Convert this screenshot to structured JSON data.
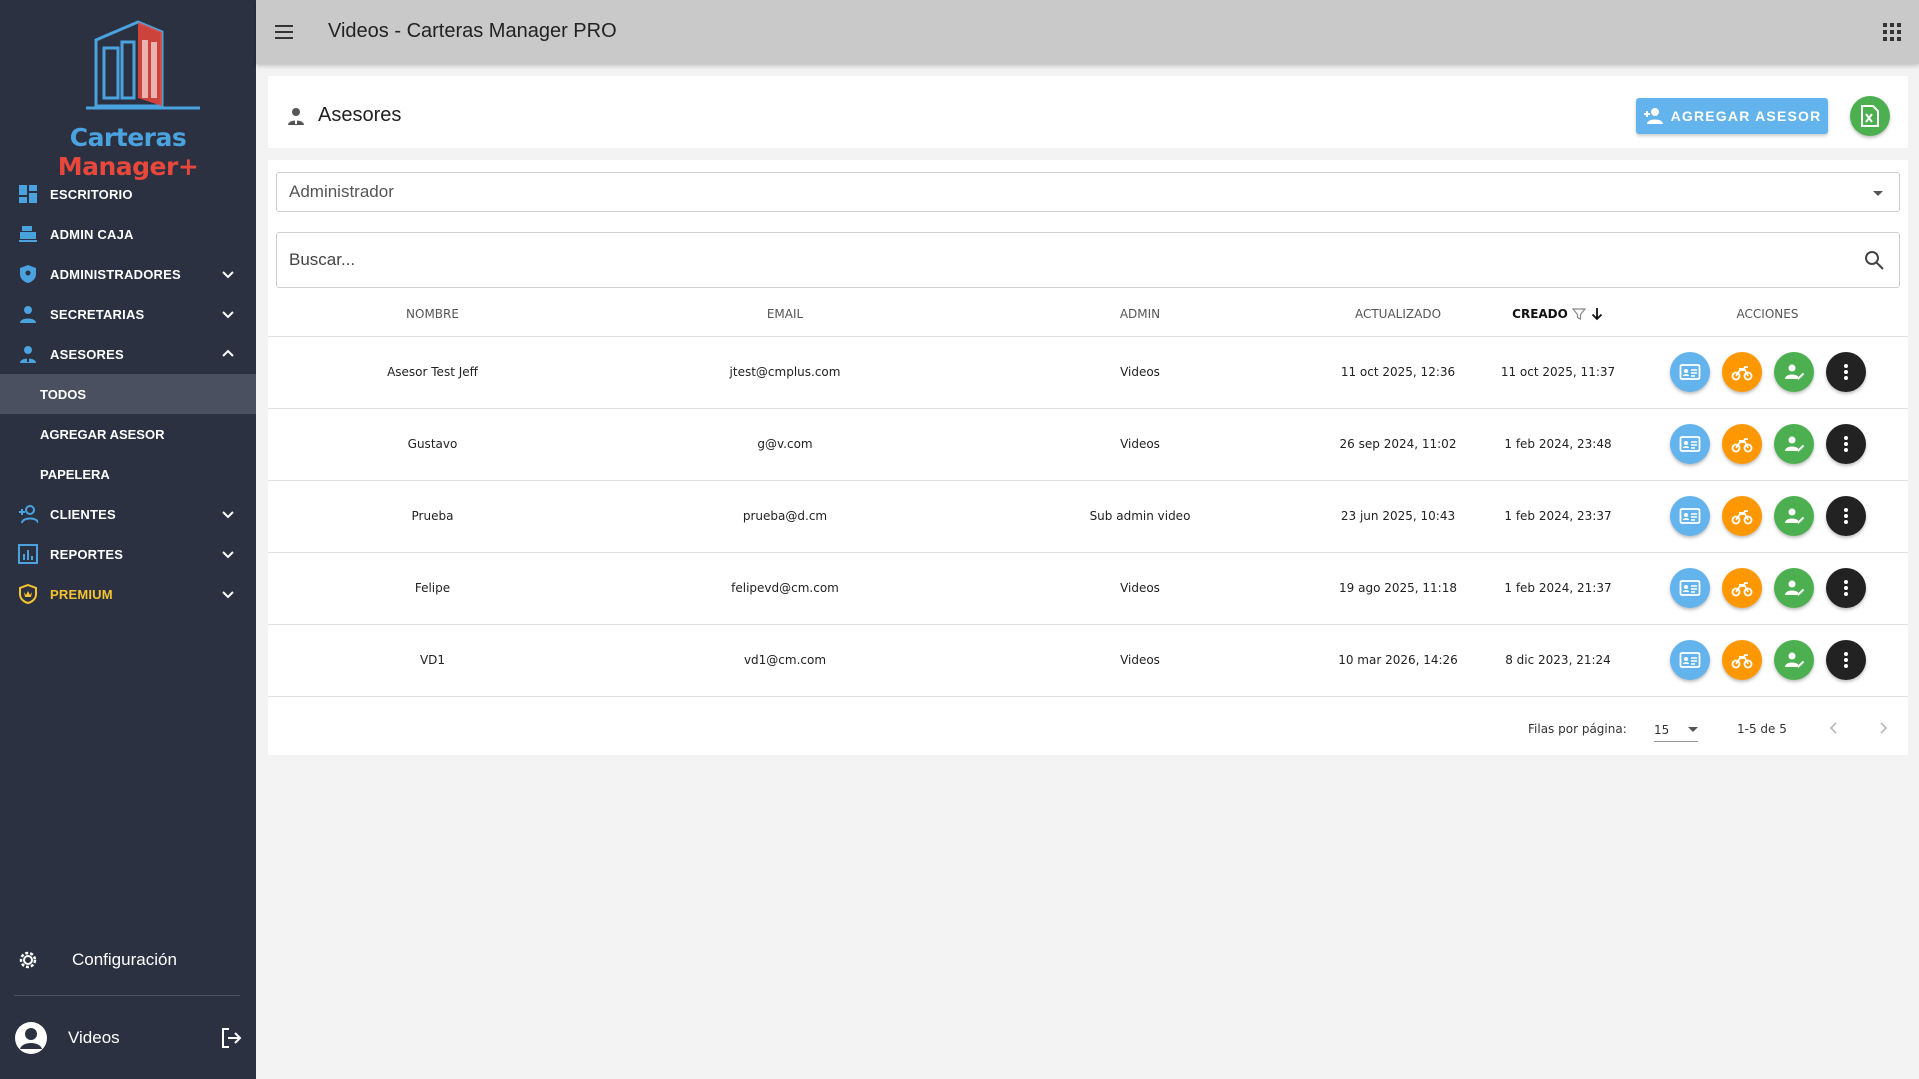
{
  "app": {
    "title": "Videos - Carteras Manager PRO",
    "logo_part1": "Carteras ",
    "logo_part2": "Manager+"
  },
  "sidebar": {
    "items": [
      {
        "label": "ESCRITORIO"
      },
      {
        "label": "ADMIN CAJA"
      },
      {
        "label": "ADMINISTRADORES"
      },
      {
        "label": "SECRETARIAS"
      },
      {
        "label": "ASESORES"
      },
      {
        "label": "CLIENTES"
      },
      {
        "label": "REPORTES"
      },
      {
        "label": "PREMIUM"
      }
    ],
    "asesores_sub": [
      {
        "label": "TODOS"
      },
      {
        "label": "AGREGAR ASESOR"
      },
      {
        "label": "PAPELERA"
      }
    ],
    "config_label": "Configuración",
    "user_name": "Videos",
    "premium_color": "#f4c430"
  },
  "page": {
    "title": "Asesores",
    "add_button": "AGREGAR ASESOR",
    "admin_select": "Administrador",
    "search_placeholder": "Buscar..."
  },
  "table": {
    "headers": {
      "nombre": "NOMBRE",
      "email": "EMAIL",
      "admin": "ADMIN",
      "actualizado": "ACTUALIZADO",
      "creado": "CREADO",
      "acciones": "ACCIONES"
    },
    "rows": [
      {
        "nombre": "Asesor Test Jeff",
        "email": "jtest@cmplus.com",
        "admin": "Videos",
        "actualizado": "11 oct 2025, 12:36",
        "creado": "11 oct 2025, 11:37"
      },
      {
        "nombre": "Gustavo",
        "email": "g@v.com",
        "admin": "Videos",
        "actualizado": "26 sep 2024, 11:02",
        "creado": "1 feb 2024, 23:48"
      },
      {
        "nombre": "Prueba",
        "email": "prueba@d.cm",
        "admin": "Sub admin video",
        "actualizado": "23 jun 2025, 10:43",
        "creado": "1 feb 2024, 23:37"
      },
      {
        "nombre": "Felipe",
        "email": "felipevd@cm.com",
        "admin": "Videos",
        "actualizado": "19 ago 2025, 11:18",
        "creado": "1 feb 2024, 21:37"
      },
      {
        "nombre": "VD1",
        "email": "vd1@cm.com",
        "admin": "Videos",
        "actualizado": "10 mar 2026, 14:26",
        "creado": "8 dic 2023, 21:24"
      }
    ]
  },
  "pagination": {
    "rows_label": "Filas por página:",
    "rows_per_page": "15",
    "range": "1-5 de 5"
  },
  "colors": {
    "sidebar_bg": "#2b3141",
    "accent_blue": "#63b3ec",
    "accent_orange": "#ff9800",
    "accent_green": "#4caf50",
    "accent_dark": "#222222"
  }
}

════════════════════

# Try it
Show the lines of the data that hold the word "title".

# Result of this task
    "title": "Videos - Carteras Manager PRO",
    "title": "Asesores",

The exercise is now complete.